Page and application data records:
· · ·
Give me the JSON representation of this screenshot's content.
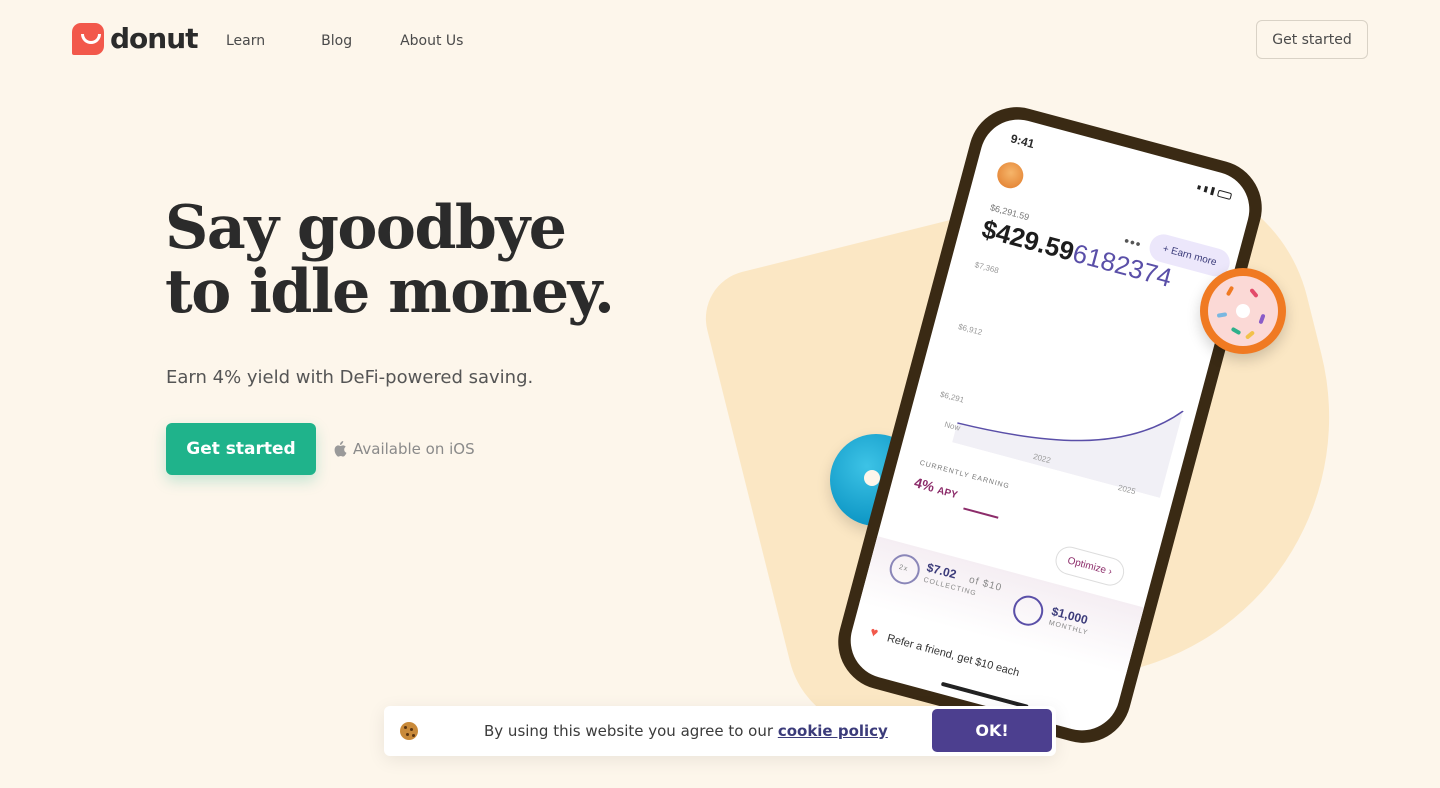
{
  "header": {
    "logo_text": "donut",
    "nav": [
      "Learn",
      "Blog",
      "About Us"
    ],
    "cta": "Get started"
  },
  "hero": {
    "title_line1": "Say goodbye",
    "title_line2": "to idle money.",
    "subtitle": "Earn 4% yield with DeFi-powered saving.",
    "cta": "Get started",
    "ios": "Available on iOS"
  },
  "phone": {
    "time": "9:41",
    "small_balance": "$6,291.59",
    "earn_more": "+ Earn more",
    "balance_main": "$429.59",
    "balance_frac": "6182374",
    "axis_values": [
      "$7,368",
      "$6,912",
      "$6,291"
    ],
    "x_labels": [
      "Now",
      "2022",
      "2025"
    ],
    "currently_earning": "CURRENTLY EARNING",
    "apy_value": "4%",
    "apy_label": "APY",
    "optimize": "Optimize ›",
    "collect_badge": "2x",
    "collect_amount": "$7.02",
    "collect_of": "of $10",
    "collect_sub": "COLLECTING",
    "monthly_amount": "$1,000",
    "monthly_sub": "MONTHLY",
    "refer": "Refer a friend, get $10 each"
  },
  "cookie": {
    "text": "By using this website you agree to our",
    "link": "cookie policy",
    "ok": "OK!"
  },
  "colors": {
    "background": "#fdf6eb",
    "primary_green": "#1fb38b",
    "brand_red": "#f2584b",
    "cookie_button": "#4c3f8f"
  }
}
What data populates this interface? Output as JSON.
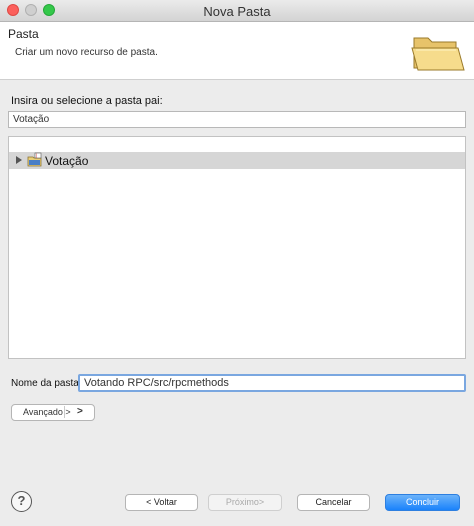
{
  "window": {
    "title": "Nova Pasta"
  },
  "header": {
    "title": "Pasta",
    "description": "Criar um novo recurso de pasta.",
    "icon": "folder-icon"
  },
  "parent_folder": {
    "prompt": "Insira ou selecione a pasta pai:",
    "input_value": "Votação"
  },
  "tree": {
    "items": [
      {
        "label": "Votação",
        "icon": "java-project-icon",
        "expanded": false,
        "selected": true
      }
    ]
  },
  "folder_name": {
    "label": "Nome da pasta:",
    "value": "Votando RPC/src/rpcmethods"
  },
  "advanced": {
    "label": "Avançado >",
    "arrow": ">"
  },
  "buttons": {
    "help": "?",
    "back": "< Voltar",
    "next": "Próximo>",
    "cancel": "Cancelar",
    "finish": "Concluir"
  },
  "colors": {
    "accent": "#1a82fb",
    "selection": "#d6d6d6",
    "focus_border": "#7aa7e0"
  }
}
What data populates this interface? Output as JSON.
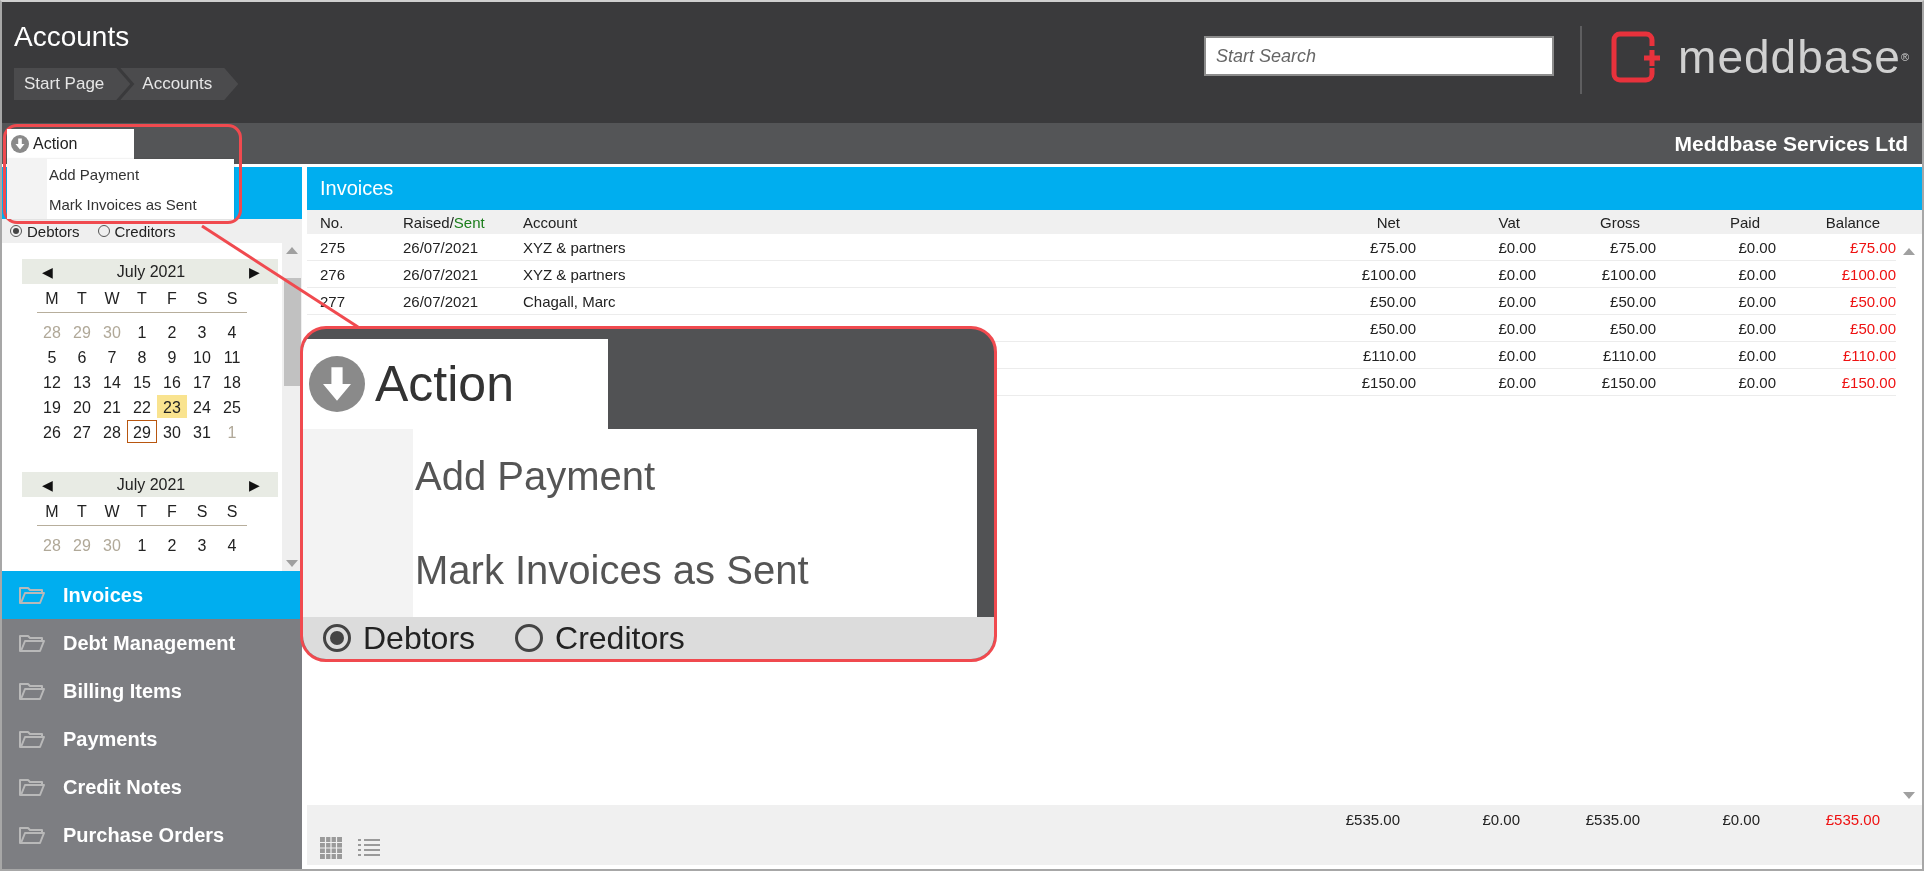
{
  "header": {
    "title": "Accounts",
    "breadcrumbs": [
      {
        "label": "Start Page"
      },
      {
        "label": "Accounts"
      }
    ],
    "search": {
      "placeholder": "Start Search"
    },
    "logo": {
      "text": "meddbase",
      "mark": "®"
    }
  },
  "subheader": {
    "company": "Meddbase Services Ltd"
  },
  "action_menu": {
    "label": "Action",
    "items": [
      "Add Payment",
      "Mark Invoices as Sent"
    ]
  },
  "filter": {
    "options": [
      {
        "label": "Debtors",
        "selected": true
      },
      {
        "label": "Creditors",
        "selected": false
      }
    ]
  },
  "calendars": [
    {
      "prev": "◀",
      "month": "July 2021",
      "next": "▶",
      "weekdays": [
        "M",
        "T",
        "W",
        "T",
        "F",
        "S",
        "S"
      ],
      "days": [
        {
          "label": "28",
          "muted": true,
          "highlighted": false,
          "selected": false
        },
        {
          "label": "29",
          "muted": true,
          "highlighted": false,
          "selected": false
        },
        {
          "label": "30",
          "muted": true,
          "highlighted": false,
          "selected": false
        },
        {
          "label": "1",
          "muted": false,
          "highlighted": false,
          "selected": false
        },
        {
          "label": "2",
          "muted": false,
          "highlighted": false,
          "selected": false
        },
        {
          "label": "3",
          "muted": false,
          "highlighted": false,
          "selected": false
        },
        {
          "label": "4",
          "muted": false,
          "highlighted": false,
          "selected": false
        },
        {
          "label": "5",
          "muted": false,
          "highlighted": false,
          "selected": false
        },
        {
          "label": "6",
          "muted": false,
          "highlighted": false,
          "selected": false
        },
        {
          "label": "7",
          "muted": false,
          "highlighted": false,
          "selected": false
        },
        {
          "label": "8",
          "muted": false,
          "highlighted": false,
          "selected": false
        },
        {
          "label": "9",
          "muted": false,
          "highlighted": false,
          "selected": false
        },
        {
          "label": "10",
          "muted": false,
          "highlighted": false,
          "selected": false
        },
        {
          "label": "11",
          "muted": false,
          "highlighted": false,
          "selected": false
        },
        {
          "label": "12",
          "muted": false,
          "highlighted": false,
          "selected": false
        },
        {
          "label": "13",
          "muted": false,
          "highlighted": false,
          "selected": false
        },
        {
          "label": "14",
          "muted": false,
          "highlighted": false,
          "selected": false
        },
        {
          "label": "15",
          "muted": false,
          "highlighted": false,
          "selected": false
        },
        {
          "label": "16",
          "muted": false,
          "highlighted": false,
          "selected": false
        },
        {
          "label": "17",
          "muted": false,
          "highlighted": false,
          "selected": false
        },
        {
          "label": "18",
          "muted": false,
          "highlighted": false,
          "selected": false
        },
        {
          "label": "19",
          "muted": false,
          "highlighted": false,
          "selected": false
        },
        {
          "label": "20",
          "muted": false,
          "highlighted": false,
          "selected": false
        },
        {
          "label": "21",
          "muted": false,
          "highlighted": false,
          "selected": false
        },
        {
          "label": "22",
          "muted": false,
          "highlighted": false,
          "selected": false
        },
        {
          "label": "23",
          "muted": false,
          "highlighted": true,
          "selected": false
        },
        {
          "label": "24",
          "muted": false,
          "highlighted": false,
          "selected": false
        },
        {
          "label": "25",
          "muted": false,
          "highlighted": false,
          "selected": false
        },
        {
          "label": "26",
          "muted": false,
          "highlighted": false,
          "selected": false
        },
        {
          "label": "27",
          "muted": false,
          "highlighted": false,
          "selected": false
        },
        {
          "label": "28",
          "muted": false,
          "highlighted": false,
          "selected": false
        },
        {
          "label": "29",
          "muted": false,
          "highlighted": false,
          "selected": true
        },
        {
          "label": "30",
          "muted": false,
          "highlighted": false,
          "selected": false
        },
        {
          "label": "31",
          "muted": false,
          "highlighted": false,
          "selected": false
        },
        {
          "label": "1",
          "muted": true,
          "highlighted": false,
          "selected": false
        }
      ]
    },
    {
      "prev": "◀",
      "month": "July 2021",
      "next": "▶",
      "weekdays": [
        "M",
        "T",
        "W",
        "T",
        "F",
        "S",
        "S"
      ],
      "days": [
        {
          "label": "28",
          "muted": true,
          "highlighted": false,
          "selected": false
        },
        {
          "label": "29",
          "muted": true,
          "highlighted": false,
          "selected": false
        },
        {
          "label": "30",
          "muted": true,
          "highlighted": false,
          "selected": false
        },
        {
          "label": "1",
          "muted": false,
          "highlighted": false,
          "selected": false
        },
        {
          "label": "2",
          "muted": false,
          "highlighted": false,
          "selected": false
        },
        {
          "label": "3",
          "muted": false,
          "highlighted": false,
          "selected": false
        },
        {
          "label": "4",
          "muted": false,
          "highlighted": false,
          "selected": false
        }
      ]
    }
  ],
  "sidebar": {
    "items": [
      {
        "label": "Invoices",
        "selected": true
      },
      {
        "label": "Debt Management",
        "selected": false
      },
      {
        "label": "Billing Items",
        "selected": false
      },
      {
        "label": "Payments",
        "selected": false
      },
      {
        "label": "Credit Notes",
        "selected": false
      },
      {
        "label": "Purchase Orders",
        "selected": false
      }
    ]
  },
  "invoices": {
    "title": "Invoices",
    "columns": [
      {
        "kind": "text",
        "parts": [
          "No."
        ]
      },
      {
        "kind": "text",
        "parts": [
          "Raised/",
          "Sent"
        ]
      },
      {
        "kind": "text",
        "parts": [
          "Account"
        ]
      },
      {
        "kind": "money",
        "parts": [
          "Net"
        ]
      },
      {
        "kind": "money",
        "parts": [
          "Vat"
        ]
      },
      {
        "kind": "money",
        "parts": [
          "Gross"
        ]
      },
      {
        "kind": "money",
        "parts": [
          "Paid"
        ]
      },
      {
        "kind": "balance",
        "parts": [
          "Balance"
        ]
      }
    ],
    "rows": [
      {
        "cells": [
          "275",
          "26/07/2021",
          "XYZ & partners",
          "£75.00",
          "£0.00",
          "£75.00",
          "£0.00",
          "£75.00"
        ]
      },
      {
        "cells": [
          "276",
          "26/07/2021",
          "XYZ & partners",
          "£100.00",
          "£0.00",
          "£100.00",
          "£0.00",
          "£100.00"
        ]
      },
      {
        "cells": [
          "277",
          "26/07/2021",
          "Chagall, Marc",
          "£50.00",
          "£0.00",
          "£50.00",
          "£0.00",
          "£50.00"
        ]
      },
      {
        "cells": [
          "",
          "",
          "",
          "£50.00",
          "£0.00",
          "£50.00",
          "£0.00",
          "£50.00"
        ]
      },
      {
        "cells": [
          "",
          "",
          "",
          "£110.00",
          "£0.00",
          "£110.00",
          "£0.00",
          "£110.00"
        ]
      },
      {
        "cells": [
          "",
          "",
          "",
          "£150.00",
          "£0.00",
          "£150.00",
          "£0.00",
          "£150.00"
        ]
      }
    ],
    "totals": [
      "£535.00",
      "£0.00",
      "£535.00",
      "£0.00",
      "£535.00"
    ]
  },
  "callout": {
    "action": "Action",
    "items": [
      "Add Payment",
      "Mark Invoices as Sent"
    ],
    "options": [
      {
        "label": "Debtors",
        "selected": true
      },
      {
        "label": "Creditors",
        "selected": false
      }
    ]
  }
}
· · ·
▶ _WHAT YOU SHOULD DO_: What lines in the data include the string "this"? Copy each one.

▶ _REPLY_:
Give me the JSON representation of this screenshot's content.
    "text": "By using this website you agree to our",
What data populates this interface? Output as JSON.
What data populates this interface? Output as JSON.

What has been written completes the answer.